I recommend Ruby Milk to readers who are interested in mystery, but not seeking to become steeped in gore and body parts. The story line is intriguing and made for a great weekend read. I look forward to the next and the next and hopefully the next in the Penny Wade Mysteries. It has been a long time since I just sat down for any length of time to finish a book, but this book grabbed my attention and carried me along until the last page. Well done Lucy English. I look forward to reading more as Penny grows professionally and as you grow as an author.
There are a few pg-13 style sex scenes and a bit of a romance that lends this book not just in the accidental mystery category but also a bit of chick lit.
This story is an accidental detective story primarily, however, with the fact that Penny is a social worker her investigating Dani's mom's death seemed right to me. No one else wanted to help this girl and a social worker is who she would turn to.
I liked this more than a thought I would. It was obvious the author did her own research into the different government departments (like social services) and convincingly wrote about Boston's art scene and the India Gem Trade. Simply put; she put a lot of time and hard work into writing this.

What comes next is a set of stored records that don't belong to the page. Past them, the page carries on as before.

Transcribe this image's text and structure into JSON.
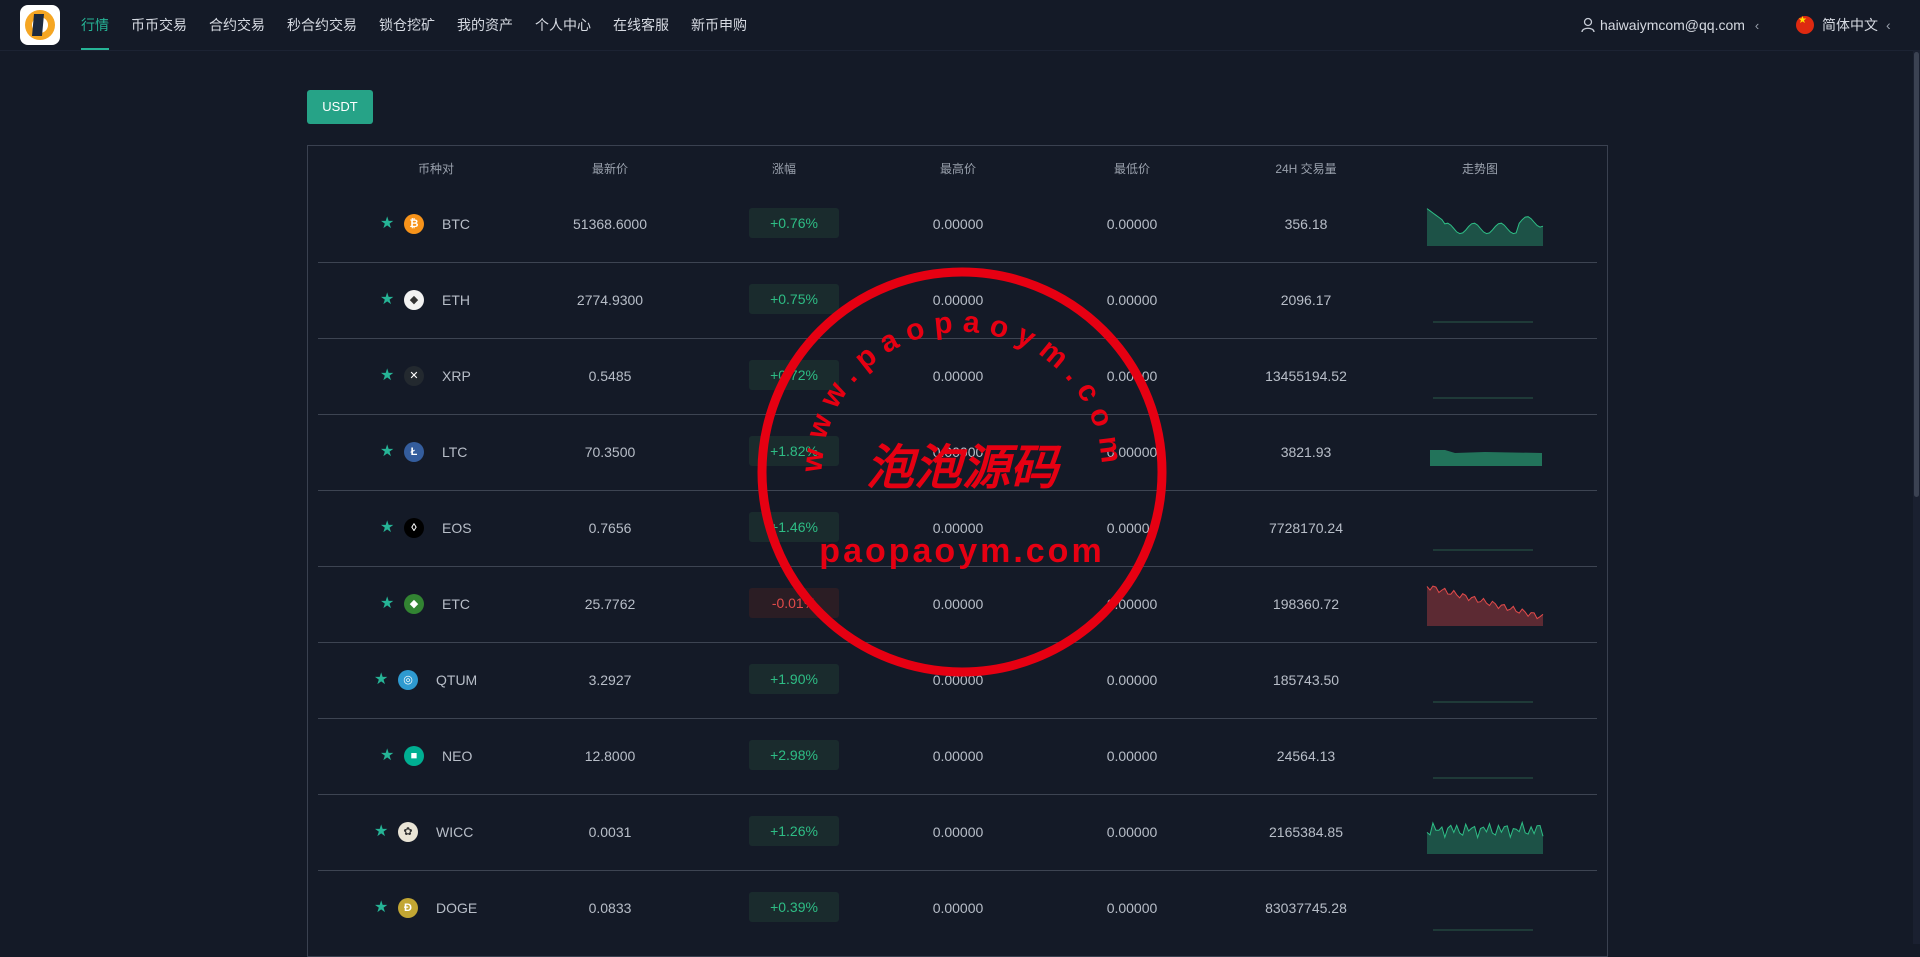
{
  "nav": {
    "items": [
      "行情",
      "币币交易",
      "合约交易",
      "秒合约交易",
      "锁仓挖矿",
      "我的资产",
      "个人中心",
      "在线客服",
      "新币申购"
    ],
    "active_index": 0
  },
  "user": {
    "email": "haiwaiymcom@qq.com",
    "chevron": "‹"
  },
  "language": {
    "label": "简体中文",
    "chevron": "‹"
  },
  "market_tab": "USDT",
  "table": {
    "headers": [
      "币种对",
      "最新价",
      "涨幅",
      "最高价",
      "最低价",
      "24H 交易量",
      "走势图"
    ],
    "rows": [
      {
        "symbol": "BTC",
        "price": "51368.6000",
        "change": "+0.76%",
        "high": "0.00000",
        "low": "0.00000",
        "volume": "356.18",
        "trend": "up",
        "icon": "btc-icon",
        "icon_color": "#f7931a"
      },
      {
        "symbol": "ETH",
        "price": "2774.9300",
        "change": "+0.75%",
        "high": "0.00000",
        "low": "0.00000",
        "volume": "2096.17",
        "trend": "up",
        "icon": "eth-icon",
        "icon_color": "#f2f2f2"
      },
      {
        "symbol": "XRP",
        "price": "0.5485",
        "change": "+0.72%",
        "high": "0.00000",
        "low": "0.00000",
        "volume": "13455194.52",
        "trend": "up",
        "icon": "xrp-icon",
        "icon_color": "#23292f"
      },
      {
        "symbol": "LTC",
        "price": "70.3500",
        "change": "+1.82%",
        "high": "0.00000",
        "low": "0.00000",
        "volume": "3821.93",
        "trend": "up",
        "icon": "ltc-icon",
        "icon_color": "#345d9d"
      },
      {
        "symbol": "EOS",
        "price": "0.7656",
        "change": "+1.46%",
        "high": "0.00000",
        "low": "0.00000",
        "volume": "7728170.24",
        "trend": "up",
        "icon": "eos-icon",
        "icon_color": "#000000"
      },
      {
        "symbol": "ETC",
        "price": "25.7762",
        "change": "-0.01%",
        "high": "0.00000",
        "low": "0.00000",
        "volume": "198360.72",
        "trend": "down",
        "icon": "etc-icon",
        "icon_color": "#328432"
      },
      {
        "symbol": "QTUM",
        "price": "3.2927",
        "change": "+1.90%",
        "high": "0.00000",
        "low": "0.00000",
        "volume": "185743.50",
        "trend": "up",
        "icon": "qtum-icon",
        "icon_color": "#2e9ad0"
      },
      {
        "symbol": "NEO",
        "price": "12.8000",
        "change": "+2.98%",
        "high": "0.00000",
        "low": "0.00000",
        "volume": "24564.13",
        "trend": "up",
        "icon": "neo-icon",
        "icon_color": "#00af92"
      },
      {
        "symbol": "WICC",
        "price": "0.0031",
        "change": "+1.26%",
        "high": "0.00000",
        "low": "0.00000",
        "volume": "2165384.85",
        "trend": "up",
        "icon": "wicc-icon",
        "icon_color": "#e9e4d6"
      },
      {
        "symbol": "DOGE",
        "price": "0.0833",
        "change": "+0.39%",
        "high": "0.00000",
        "low": "0.00000",
        "volume": "83037745.28",
        "trend": "up",
        "icon": "doge-icon",
        "icon_color": "#c2a633"
      }
    ]
  },
  "watermark": {
    "url_text": "www.paopaoym.com",
    "cn_text": "泡泡源码",
    "bottom_text": "paopaoym.com"
  },
  "colors": {
    "accent": "#26b496",
    "up": "#2ebd85",
    "down": "#e24a4a",
    "stamp": "#e60012"
  }
}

Four stars instead of five because there were some grammar, narrative and formatting issues, but I tend to over look those. I mean I self publish and have an editor for my own work and still things get missed. I don't like solely to judge a novel on this, especially when I liked reading it. Plus I find these sorts of issues in professionally edited books sold at Barnes N Nobles. This novel could stand right along side in the Mystery Section as far as I am concerned.

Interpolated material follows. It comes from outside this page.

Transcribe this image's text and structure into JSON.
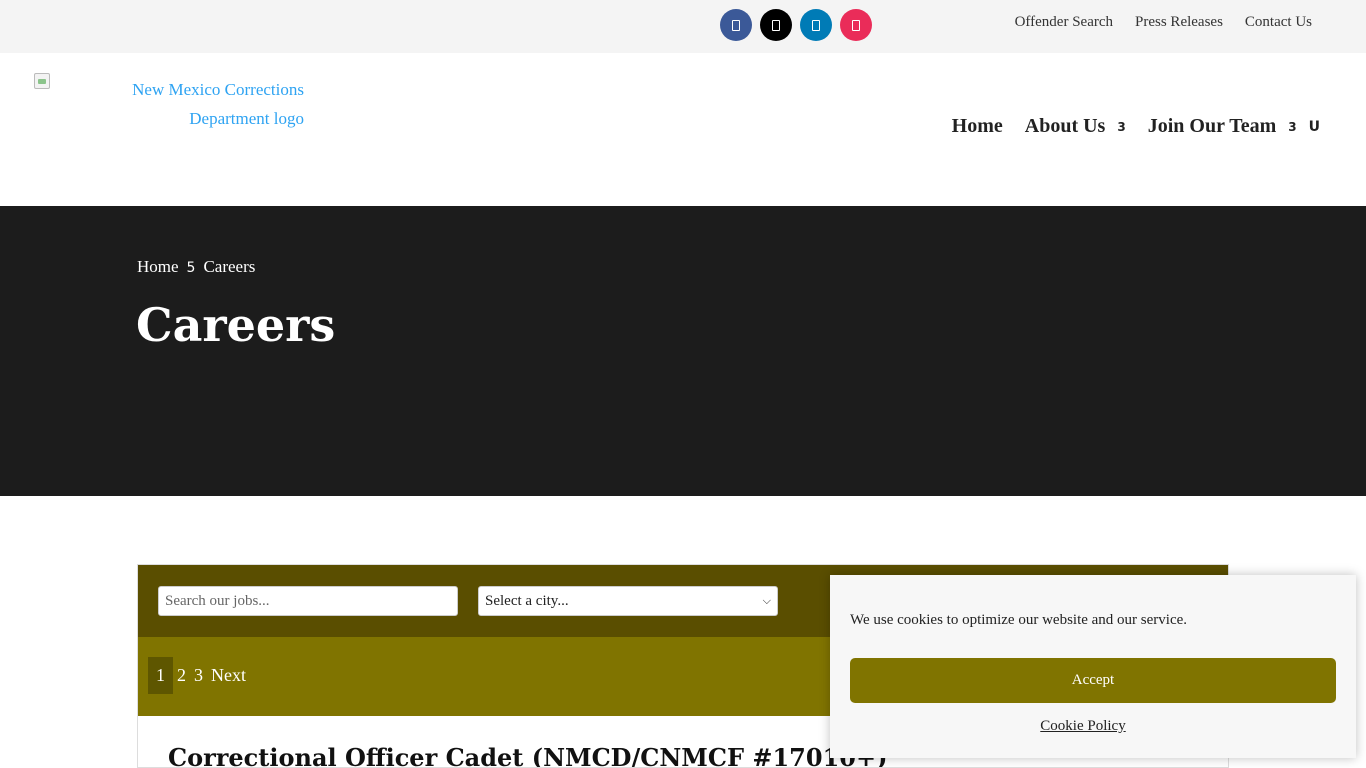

Also, I love the cover.
This novel does end on a small cliff hanger, put I enjoyed the way the story wrapped up. Writing a review on a mystery is hard! I don't want to give away anything. All I can say is read this book and check it out for yourself.
Penny leads us on a fast-paced journey into the Indian gem trade, via the streets of historic Boston, where she not only seeks a murderer, but also stumbles through her love life, wrestles with a painful past, and frequently seeks the sanctuary and advice of her circle of good friends, who are all quite entertaining themselves.
English really has created a captivating heroine in Penny Wade, who proves to be as feisty and resourceful on the job as she is vulnerable and wounded in her private life. She’s no stranger to heartbreak or trouble, and she’s a fierce advocate for the innocent. Readers will find themselves pushing and punching right along with Penny as she fights for justice in this whirlwind of a novel.
Ruby Milk charmingly draws its title from a bit of Indian folklore, found deep in the heart of the story, which winds its way to its conclusion without ever stopping to take a breath. And check this out- as an added bonus, the author offers readers an expanded experience by inviting us to follow some of Penny Wade’s interesting friends on Pinterest. It’s a great way to stay connected while waiting for the next installment to come out. I normally am not a mystery reader, but the Penny Wade Mysteries definitely have me hooked. I strongly recommend this book.
Interesting background on fair trade, corruption and child labor.
All in all a good read with some romance, mystery and intrigue. I've ordered the next two in the Penny Wade mystery series.